As I grew up in the Midwest, I understood the ability to exist in complexity. Traveling back and forth from Israel to the States, each time with a growing awareness of what Israel sacrifices morally to achieve “homeland,” I saw the value in Israeli citizenship while maintaining that the occupation is a travesty. As I educated myself, I began to have immense sensitivity to the deepening threat to Jews before World War II, while still staunchly rejecting stereotypes of Palestinians as terrorists and thieves. I met people who fought for a displaced and oppressed people, and engaged in impossible conversations about land rights, understanding that there is no simple answer to the future.

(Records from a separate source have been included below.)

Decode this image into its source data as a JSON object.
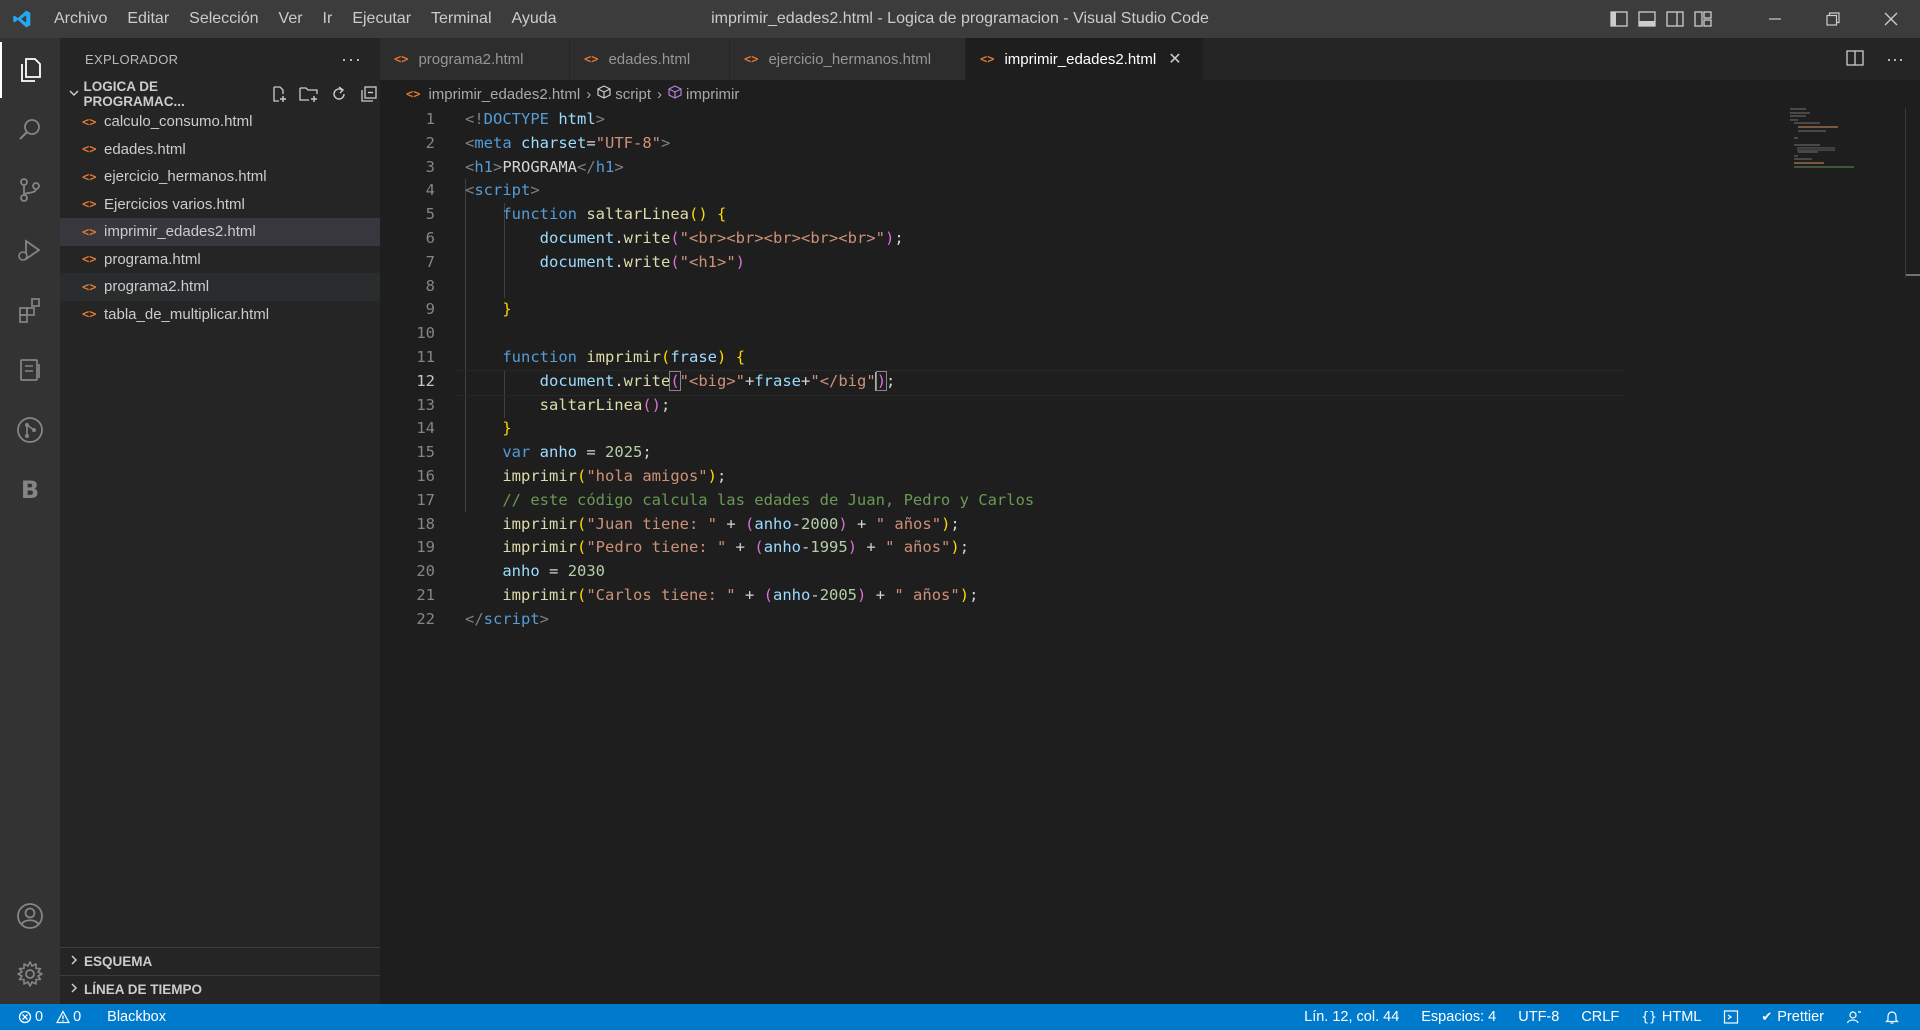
{
  "titlebar": {
    "menu": [
      "Archivo",
      "Editar",
      "Selección",
      "Ver",
      "Ir",
      "Ejecutar",
      "Terminal",
      "Ayuda"
    ],
    "window_title": "imprimir_edades2.html - Logica de programacion - Visual Studio Code"
  },
  "activitybar": {
    "items": [
      "explorer-icon",
      "search-icon",
      "source-control-icon",
      "run-debug-icon",
      "extensions-icon",
      "remote-explorer-icon",
      "git-graph-icon",
      "blackbox-icon"
    ],
    "blackbox_letter": "B",
    "bottom": [
      "account-icon",
      "settings-gear-icon"
    ]
  },
  "sidebar": {
    "header": "EXPLORADOR",
    "more": "···",
    "folder_name": "LOGICA DE PROGRAMAC...",
    "file_icon": "<>",
    "files": [
      "calculo_consumo.html",
      "edades.html",
      "ejercicio_hermanos.html",
      "Ejercicios varios.html",
      "imprimir_edades2.html",
      "programa.html",
      "programa2.html",
      "tabla_de_multiplicar.html"
    ],
    "selected_file": "imprimir_edades2.html",
    "sections": [
      "ESQUEMA",
      "LÍNEA DE TIEMPO"
    ]
  },
  "tabs": [
    {
      "label": "programa2.html",
      "active": false
    },
    {
      "label": "edades.html",
      "active": false
    },
    {
      "label": "ejercicio_hermanos.html",
      "active": false
    },
    {
      "label": "imprimir_edades2.html",
      "active": true
    }
  ],
  "tab_close": "✕",
  "breadcrumb": {
    "file": "imprimir_edades2.html",
    "symbol1": "script",
    "symbol2": "imprimir"
  },
  "editor": {
    "current_line": 12,
    "line_count": 22
  },
  "statusbar": {
    "errors": "0",
    "warnings": "0",
    "blackbox": "Blackbox",
    "position": "Lín. 12, col. 44",
    "spaces": "Espacios: 4",
    "encoding": "UTF-8",
    "eol": "CRLF",
    "language": "HTML",
    "formatter": "Prettier"
  },
  "colors": {
    "accent": "#007acc",
    "html_icon": "#e37933"
  }
}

And yet in the United States, all I found was blind, unquestioning support for the Israeli government. Before I became politically awakened, this bored me. After, this deeply troubled me. I became exhausted at defending myself against dubious accusations that questioned my dedication to Israel — even from people who had never been and who had no immediate plans to go outside of Birthright. Complexity was completely missing from my American Jewish life. So instead of persisting, I avoided American Jewish institutions altogether.

This in large part brought me to IfNotNow. We are Jews with a wide range of political affiliations who share a commitment to resist the Israeli occupation of the West Bank and Gaza. As someone who has seen first-hand the architectural, social, and physical violence that the occupation enacts on Palestinians, I can say unequivocally that we have very little to celebrate of the Six Day War’s outcome. But I resent the idea that my dedication to addressing the evils of this conflict means that I do not believe that Israel has the “right” to exist. Israel does exist, and I have no plans to work against that. But I do plan to work against the ravaging violence of the occupation and to work against the idea that Israeli politics represent American Jewish sentiment. The time has come for Jews of the world to say enough is enough. End the occupation.